Canned food was used in the K Rations and the rations of the UK forces world wide. This allowed the troops to get protein, fruit, vegetables that were not dried and blah. However, most troops hated the Spam ham and even wrote back home to their families not to send spam. Some of the poor navy boys g…ot spam for one straight month, particularly on the submarines. ( Full Answer )
No, there was no serious attempt to invade the UK during WW2 after the Battle of Britain.
Median income $1750 year Inflation was 6% a year Cost of Living increased 30% plus US government claimed only 19%

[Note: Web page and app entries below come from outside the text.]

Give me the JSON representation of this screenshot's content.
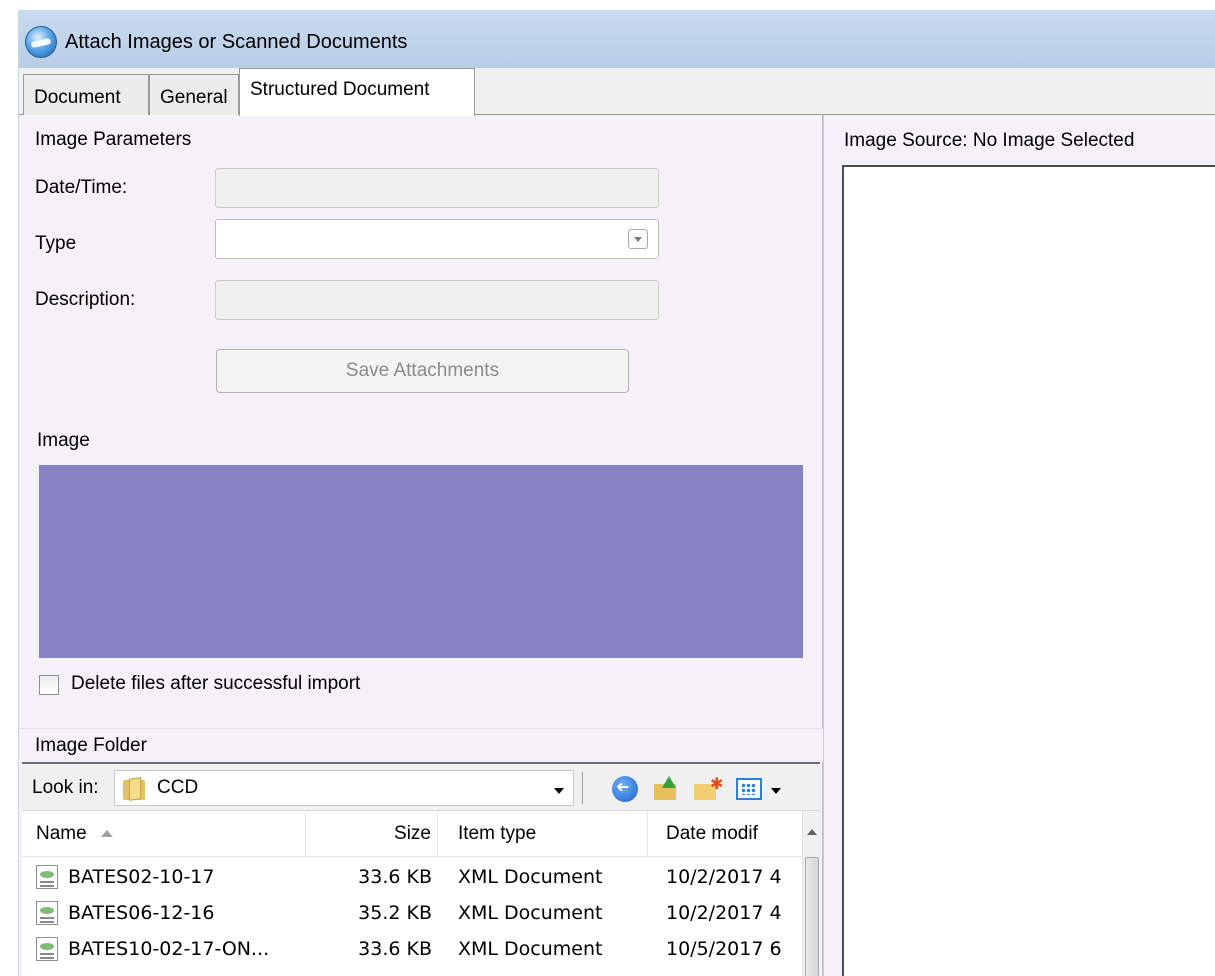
{
  "window": {
    "title": "Attach Images or Scanned Documents"
  },
  "tabs": [
    {
      "label": "Document",
      "active": false
    },
    {
      "label": "General",
      "active": false
    },
    {
      "label": "Structured Document",
      "active": true
    }
  ],
  "image_parameters": {
    "group_label": "Image Parameters",
    "date_time_label": "Date/Time:",
    "date_time_value": "",
    "type_label": "Type",
    "type_value": "",
    "description_label": "Description:",
    "description_value": "",
    "save_button": "Save Attachments"
  },
  "image": {
    "label": "Image",
    "color": "#8682c4"
  },
  "delete_option": {
    "label": "Delete files after successful import",
    "checked": false
  },
  "image_folder": {
    "label": "Image Folder",
    "look_in_label": "Look in:",
    "look_in_value": "CCD",
    "columns": [
      "Name",
      "Size",
      "Item type",
      "Date modif"
    ],
    "files": [
      {
        "name": "BATES02-10-17",
        "size": "33.6 KB",
        "type": "XML Document",
        "date": "10/2/2017 4"
      },
      {
        "name": "BATES06-12-16",
        "size": "35.2 KB",
        "type": "XML Document",
        "date": "10/2/2017 4"
      },
      {
        "name": "BATES10-02-17-ON...",
        "size": "33.6 KB",
        "type": "XML Document",
        "date": "10/5/2017 6"
      }
    ]
  },
  "image_source": {
    "label": "Image Source: No Image Selected"
  },
  "colors": {
    "titlebar": "#c1d5ec",
    "panel": "#f5f1f8",
    "image_swatch": "#8682c4"
  }
}
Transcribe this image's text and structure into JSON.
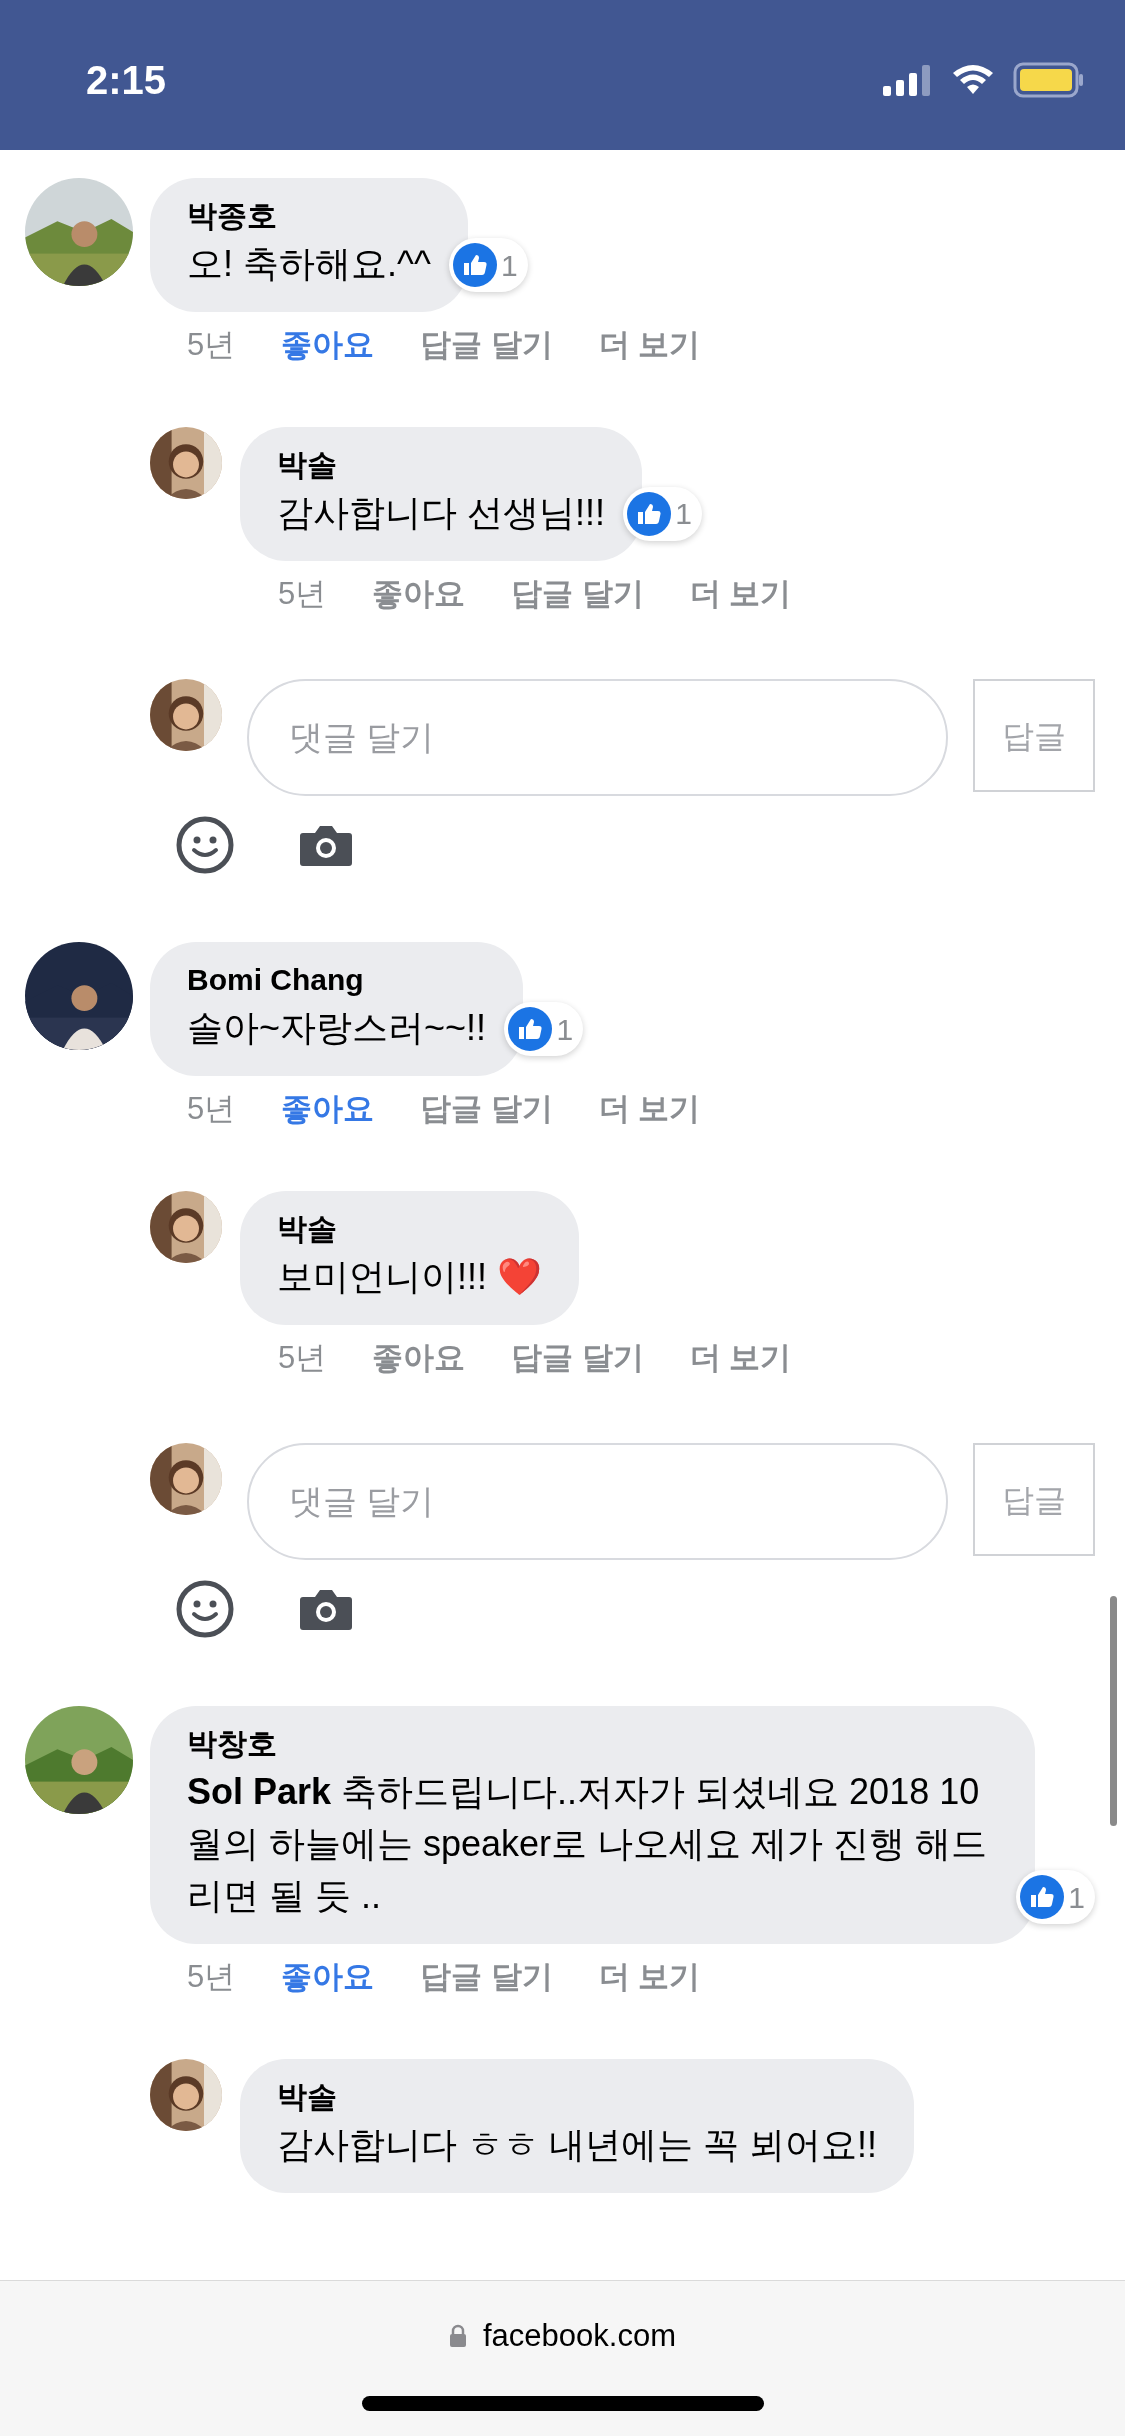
{
  "status_bar": {
    "time": "2:15"
  },
  "threads": [
    {
      "comment": {
        "name": "박종호",
        "text": "오! 축하해요.^^",
        "reaction_count": "1",
        "time": "5년",
        "actions": [
          {
            "label": "좋아요",
            "selected": true
          },
          {
            "label": "답글 달기",
            "selected": false
          },
          {
            "label": "더 보기",
            "selected": false
          }
        ]
      },
      "replies": [
        {
          "name": "박솔",
          "text": "감사합니다 선생님!!!",
          "reaction_count": "1",
          "time": "5년",
          "actions": [
            {
              "label": "좋아요",
              "selected": false
            },
            {
              "label": "답글 달기",
              "selected": false
            },
            {
              "label": "더 보기",
              "selected": false
            }
          ]
        }
      ],
      "reply_box": {
        "placeholder": "댓글 달기",
        "button": "답글"
      }
    },
    {
      "comment": {
        "name": "Bomi Chang",
        "text": "솔아~자랑스러~~!!",
        "reaction_count": "1",
        "time": "5년",
        "actions": [
          {
            "label": "좋아요",
            "selected": true
          },
          {
            "label": "답글 달기",
            "selected": false
          },
          {
            "label": "더 보기",
            "selected": false
          }
        ]
      },
      "replies": [
        {
          "name": "박솔",
          "text": "보미언니이!!! ❤️",
          "time": "5년",
          "actions": [
            {
              "label": "좋아요",
              "selected": false
            },
            {
              "label": "답글 달기",
              "selected": false
            },
            {
              "label": "더 보기",
              "selected": false
            }
          ]
        }
      ],
      "reply_box": {
        "placeholder": "댓글 달기",
        "button": "답글"
      }
    },
    {
      "comment": {
        "name": "박창호",
        "text": "**Sol Park** 축하드립니다..저자가 되셨네요 2018 10월의 하늘에는 speaker로 나오세요 제가 진행 해드리면 될 듯 ..",
        "reaction_count": "1",
        "time": "5년",
        "actions": [
          {
            "label": "좋아요",
            "selected": true
          },
          {
            "label": "답글 달기",
            "selected": false
          },
          {
            "label": "더 보기",
            "selected": false
          }
        ]
      },
      "replies": [
        {
          "name": "박솔",
          "text": "감사합니다 ㅎㅎ 내년에는 꼭 뵈어요!!"
        }
      ]
    }
  ],
  "address_bar": {
    "url": "facebook.com"
  }
}
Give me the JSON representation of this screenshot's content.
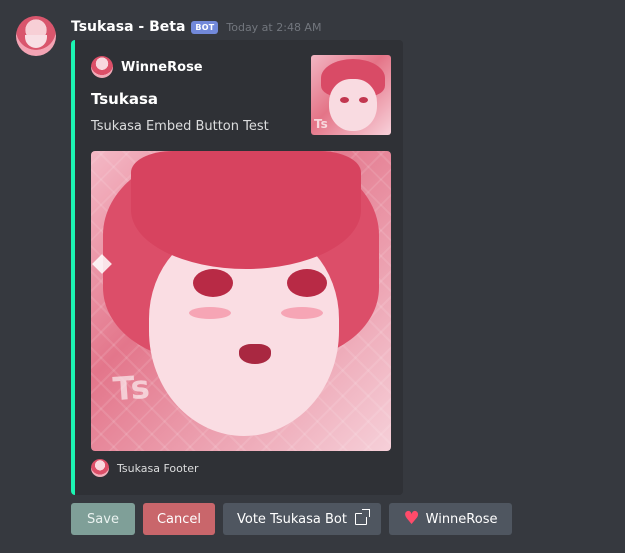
{
  "message": {
    "username": "Tsukasa - Beta",
    "bot_tag": "BOT",
    "timestamp": "Today at 2:48 AM"
  },
  "embed": {
    "accent_color": "#1cf5b3",
    "author": "WinneRose",
    "title": "Tsukasa",
    "description": "Tsukasa Embed Button Test",
    "thumbnail_watermark": "Ts",
    "image_watermark": "Ts",
    "footer": "Tsukasa Footer"
  },
  "buttons": [
    {
      "label": "Save",
      "style": "success"
    },
    {
      "label": "Cancel",
      "style": "danger"
    },
    {
      "label": "Vote Tsukasa Bot",
      "style": "link",
      "icon": "external-link-icon"
    },
    {
      "label": "WinneRose",
      "style": "secondary",
      "icon": "heart-icon"
    }
  ]
}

It was a way of buying things, equipment and supplies, for themilitary. Ordinarily, in peace time, the military will issue anotice that it wants certain items, and notify companies in therelevant business that it will accept bids to supply that item. Itwill allow a certain amount of time for compani…es to prepare andsubmit their bid. All other things being equal the government issupposed to accept the offer of the lowest bidder, to buy items atthe lowest cost. (Pilots joke about flying aircraft with 35,000moving parts, each built by the lowest bidder). All of thisbid-letting process takes time,and the military in WWII was in aterrific hurry. It needed things yesterday. So for many items thebidding was not done. A company which could produce the desireditem was approached, and made an offer (which they really could notrefuse) to produce the item on a cost plus basis. This reimbursedthe company for all costs of producing the item, materials andlabor and so on, and the "plus" part was a percentage added onafter the cost was figured, to give the company a profit. This cutout the months of bidding and allowed production to beginimmediately. ( Full Answer )